* EXERCISE *
The response must match the data below exactly, line for line.

----- AVAILABLE DATA -----

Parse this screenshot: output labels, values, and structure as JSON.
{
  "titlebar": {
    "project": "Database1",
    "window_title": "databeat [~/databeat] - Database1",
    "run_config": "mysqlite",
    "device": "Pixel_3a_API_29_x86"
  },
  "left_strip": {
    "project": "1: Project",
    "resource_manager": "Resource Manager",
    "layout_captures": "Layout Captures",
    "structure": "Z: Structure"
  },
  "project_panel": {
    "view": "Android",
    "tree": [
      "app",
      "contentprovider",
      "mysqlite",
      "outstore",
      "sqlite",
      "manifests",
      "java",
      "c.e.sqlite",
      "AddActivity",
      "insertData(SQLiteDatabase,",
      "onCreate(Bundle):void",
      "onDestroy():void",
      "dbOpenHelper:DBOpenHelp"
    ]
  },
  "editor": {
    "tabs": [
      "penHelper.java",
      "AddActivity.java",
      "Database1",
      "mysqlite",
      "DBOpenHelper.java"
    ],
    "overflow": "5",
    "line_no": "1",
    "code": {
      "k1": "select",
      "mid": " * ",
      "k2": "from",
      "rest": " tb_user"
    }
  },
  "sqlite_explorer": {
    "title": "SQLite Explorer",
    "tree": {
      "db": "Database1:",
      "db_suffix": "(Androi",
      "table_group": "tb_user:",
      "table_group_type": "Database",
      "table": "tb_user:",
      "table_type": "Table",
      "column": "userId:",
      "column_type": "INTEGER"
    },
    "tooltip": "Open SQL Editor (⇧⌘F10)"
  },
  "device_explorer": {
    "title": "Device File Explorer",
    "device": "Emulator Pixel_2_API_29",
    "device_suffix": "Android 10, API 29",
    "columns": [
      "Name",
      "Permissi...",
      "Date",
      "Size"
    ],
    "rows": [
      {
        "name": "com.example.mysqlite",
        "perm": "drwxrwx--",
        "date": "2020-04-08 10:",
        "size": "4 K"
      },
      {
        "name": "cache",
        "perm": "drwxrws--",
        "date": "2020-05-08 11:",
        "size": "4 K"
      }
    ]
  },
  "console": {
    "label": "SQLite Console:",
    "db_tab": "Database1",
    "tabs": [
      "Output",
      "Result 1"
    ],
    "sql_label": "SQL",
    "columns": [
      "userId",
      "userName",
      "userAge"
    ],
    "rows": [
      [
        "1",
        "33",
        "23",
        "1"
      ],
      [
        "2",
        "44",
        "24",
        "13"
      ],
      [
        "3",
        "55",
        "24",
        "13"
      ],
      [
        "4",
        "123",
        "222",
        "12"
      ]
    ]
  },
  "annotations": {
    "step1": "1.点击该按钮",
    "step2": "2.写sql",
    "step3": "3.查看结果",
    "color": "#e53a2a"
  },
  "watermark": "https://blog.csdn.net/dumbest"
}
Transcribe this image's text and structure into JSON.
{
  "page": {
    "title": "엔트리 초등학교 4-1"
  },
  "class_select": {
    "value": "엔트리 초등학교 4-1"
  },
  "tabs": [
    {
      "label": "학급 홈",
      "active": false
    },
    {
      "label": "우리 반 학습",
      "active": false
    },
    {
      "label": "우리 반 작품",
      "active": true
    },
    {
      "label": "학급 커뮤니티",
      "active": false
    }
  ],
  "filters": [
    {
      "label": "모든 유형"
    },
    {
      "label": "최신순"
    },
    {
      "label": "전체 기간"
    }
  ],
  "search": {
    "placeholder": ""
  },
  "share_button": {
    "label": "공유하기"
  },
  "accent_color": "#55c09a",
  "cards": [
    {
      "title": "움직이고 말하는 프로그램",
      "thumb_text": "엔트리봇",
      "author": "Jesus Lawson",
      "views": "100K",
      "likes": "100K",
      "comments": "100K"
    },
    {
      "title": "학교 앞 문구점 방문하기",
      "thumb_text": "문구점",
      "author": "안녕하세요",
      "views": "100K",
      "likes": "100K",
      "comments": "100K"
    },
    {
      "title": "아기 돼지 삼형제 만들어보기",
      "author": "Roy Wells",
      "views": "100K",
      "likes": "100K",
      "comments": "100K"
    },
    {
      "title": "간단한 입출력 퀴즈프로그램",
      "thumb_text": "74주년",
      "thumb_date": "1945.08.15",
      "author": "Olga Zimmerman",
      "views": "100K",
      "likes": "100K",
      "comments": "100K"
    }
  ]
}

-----

* ANSWER BOX *
Parse this screenshot: output labels, values, and structure as JSON.
{
  "titlebar": {
    "project": "Database1",
    "window_title": "databeat [~/databeat] - Database1",
    "run_config": "mysqlite",
    "device": "Pixel_3a_API_29_x86"
  },
  "left_strip": {
    "project": "1: Project",
    "resource_manager": "Resource Manager",
    "layout_captures": "Layout Captures",
    "structure": "Z: Structure"
  },
  "project_panel": {
    "view": "Android",
    "tree": [
      "app",
      "contentprovider",
      "mysqlite",
      "outstore",
      "sqlite",
      "manifests",
      "java",
      "c.e.sqlite",
      "AddActivity",
      "insertData(SQLiteDatabase,",
      "onCreate(Bundle):void",
      "onDestroy():void",
      "dbOpenHelper:DBOpenHelp"
    ]
  },
  "editor": {
    "tabs": [
      "penHelper.java",
      "AddActivity.java",
      "Database1",
      "mysqlite",
      "DBOpenHelper.java"
    ],
    "overflow": "5",
    "line_no": "1",
    "code": {
      "k1": "select",
      "mid": " * ",
      "k2": "from",
      "rest": " tb_user"
    }
  },
  "sqlite_explorer": {
    "title": "SQLite Explorer",
    "tree": {
      "db": "Database1:",
      "db_suffix": "(Androi",
      "table_group": "tb_user:",
      "table_group_type": "Database",
      "table": "tb_user:",
      "table_type": "Table",
      "column": "userId:",
      "column_type": "INTEGER"
    },
    "tooltip": "Open SQL Editor (⇧⌘F10)"
  },
  "device_explorer": {
    "title": "Device File Explorer",
    "device": "Emulator Pixel_2_API_29",
    "device_suffix": "Android 10, API 29",
    "columns": [
      "Name",
      "Permissi...",
      "Date",
      "Size"
    ],
    "rows": [
      {
        "name": "com.example.mysqlite",
        "perm": "drwxrwx--",
        "date": "2020-04-08 10:",
        "size": "4 K"
      },
      {
        "name": "cache",
        "perm": "drwxrws--",
        "date": "2020-05-08 11:",
        "size": "4 K"
      }
    ]
  },
  "console": {
    "label": "SQLite Console:",
    "db_tab": "Database1",
    "tabs": [
      "Output",
      "Result 1"
    ],
    "sql_label": "SQL",
    "columns": [
      "userId",
      "userName",
      "userAge"
    ],
    "rows": [
      [
        "1",
        "33",
        "23",
        "1"
      ],
      [
        "2",
        "44",
        "24",
        "13"
      ],
      [
        "3",
        "55",
        "24",
        "13"
      ],
      [
        "4",
        "123",
        "222",
        "12"
      ]
    ]
  },
  "annotations": {
    "step1": "1.点击该按钮",
    "step2": "2.写sql",
    "step3": "3.查看结果",
    "color": "#e53a2a"
  },
  "watermark": "https://blog.csdn.net/dumbest"
}
Transcribe this image's text and structure into JSON.
{
  "page": {
    "title": "엔트리 초등학교 4-1"
  },
  "class_select": {
    "value": "엔트리 초등학교 4-1"
  },
  "tabs": [
    {
      "label": "학급 홈",
      "active": false
    },
    {
      "label": "우리 반 학습",
      "active": false
    },
    {
      "label": "우리 반 작품",
      "active": true
    },
    {
      "label": "학급 커뮤니티",
      "active": false
    }
  ],
  "filters": [
    {
      "label": "모든 유형"
    },
    {
      "label": "최신순"
    },
    {
      "label": "전체 기간"
    }
  ],
  "search": {
    "placeholder": ""
  },
  "share_button": {
    "label": "공유하기"
  },
  "accent_color": "#55c09a",
  "cards": [
    {
      "title": "움직이고 말하는 프로그램",
      "thumb_text": "엔트리봇",
      "author": "Jesus Lawson",
      "views": "100K",
      "likes": "100K",
      "comments": "100K"
    },
    {
      "title": "학교 앞 문구점 방문하기",
      "thumb_text": "문구점",
      "author": "안녕하세요",
      "views": "100K",
      "likes": "100K",
      "comments": "100K"
    },
    {
      "title": "아기 돼지 삼형제 만들어보기",
      "author": "Roy Wells",
      "views": "100K",
      "likes": "100K",
      "comments": "100K"
    },
    {
      "title": "간단한 입출력 퀴즈프로그램",
      "thumb_text": "74주년",
      "thumb_date": "1945.08.15",
      "author": "Olga Zimmerman",
      "views": "100K",
      "likes": "100K",
      "comments": "100K"
    }
  ]
}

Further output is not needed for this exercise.